I could walk into a consulting job, anytime, doing embedded design at one company I know. I was offered a full time position but was too chicken to go (risk and a family don't mix well.) Well the guy that wanted to hire me is now a VP and I could be in his directors job. Oh, I have a BSEEE and my specialty is ANALOG and Power ANALOG design. How could I wrangle an embedded job? I'm not brash enough to say I'm that good. In fact, I know several people that are way better at digital design, embedded design and coding than I am. What I bring to the table is breadth of experience. Not only can I see ones and zeros, but I can see the continuum between them. They need someone that can work, not just think, out of the box.
I fear that the person that sent you the rant in either no good, or perhaps really good, but far too narrow. It is easier to excel if you only do one thing, but unless someone needs that one thing, go fish. If you can't be flexible, you might as well dig ditches.
My recommendation is that the guy out of work for two years should try on the Orange Apron or Blue Vest and seriously consider his options. Get the experience, grow his knowledge base or get out. I know several people laid off in the 70's Aerospace dive that did way better in other areas than they ever could have in engineering.

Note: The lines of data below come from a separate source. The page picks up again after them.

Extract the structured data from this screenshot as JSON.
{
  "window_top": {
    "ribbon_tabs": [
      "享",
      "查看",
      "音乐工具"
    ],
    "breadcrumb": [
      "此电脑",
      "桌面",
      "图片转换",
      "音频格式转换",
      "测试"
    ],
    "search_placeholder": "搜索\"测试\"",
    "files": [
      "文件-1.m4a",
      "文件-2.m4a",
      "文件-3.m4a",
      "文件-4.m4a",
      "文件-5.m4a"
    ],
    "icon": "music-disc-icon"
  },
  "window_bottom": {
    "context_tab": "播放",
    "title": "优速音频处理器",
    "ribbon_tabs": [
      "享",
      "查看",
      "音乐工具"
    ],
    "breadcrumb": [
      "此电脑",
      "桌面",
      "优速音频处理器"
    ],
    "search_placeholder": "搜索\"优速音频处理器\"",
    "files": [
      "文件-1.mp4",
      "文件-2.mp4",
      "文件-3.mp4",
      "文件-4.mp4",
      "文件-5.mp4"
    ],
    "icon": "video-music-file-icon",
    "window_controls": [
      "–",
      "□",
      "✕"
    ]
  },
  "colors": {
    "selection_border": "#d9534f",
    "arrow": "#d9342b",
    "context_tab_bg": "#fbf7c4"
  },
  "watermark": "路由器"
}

The difference between them and the person you wrote about is simple: I never heard one of them complain about their position. They just worked to get out of the position they were in.
– Alan Kudravy
We really are living in Ayn Rand's Atlas Shrugged. The best thing EE's could do is all get out of the industry at once!! Not gonna happen, but it would be the best thing.
I was laid off earlier this year, and after 6 weeks of searching, the nearest and best job turned out to be 70+ miles away, in v&v testing.
I'm not at the top of the bell curve, but neither am I at the bottom. I have a graduate degree. I've had some notable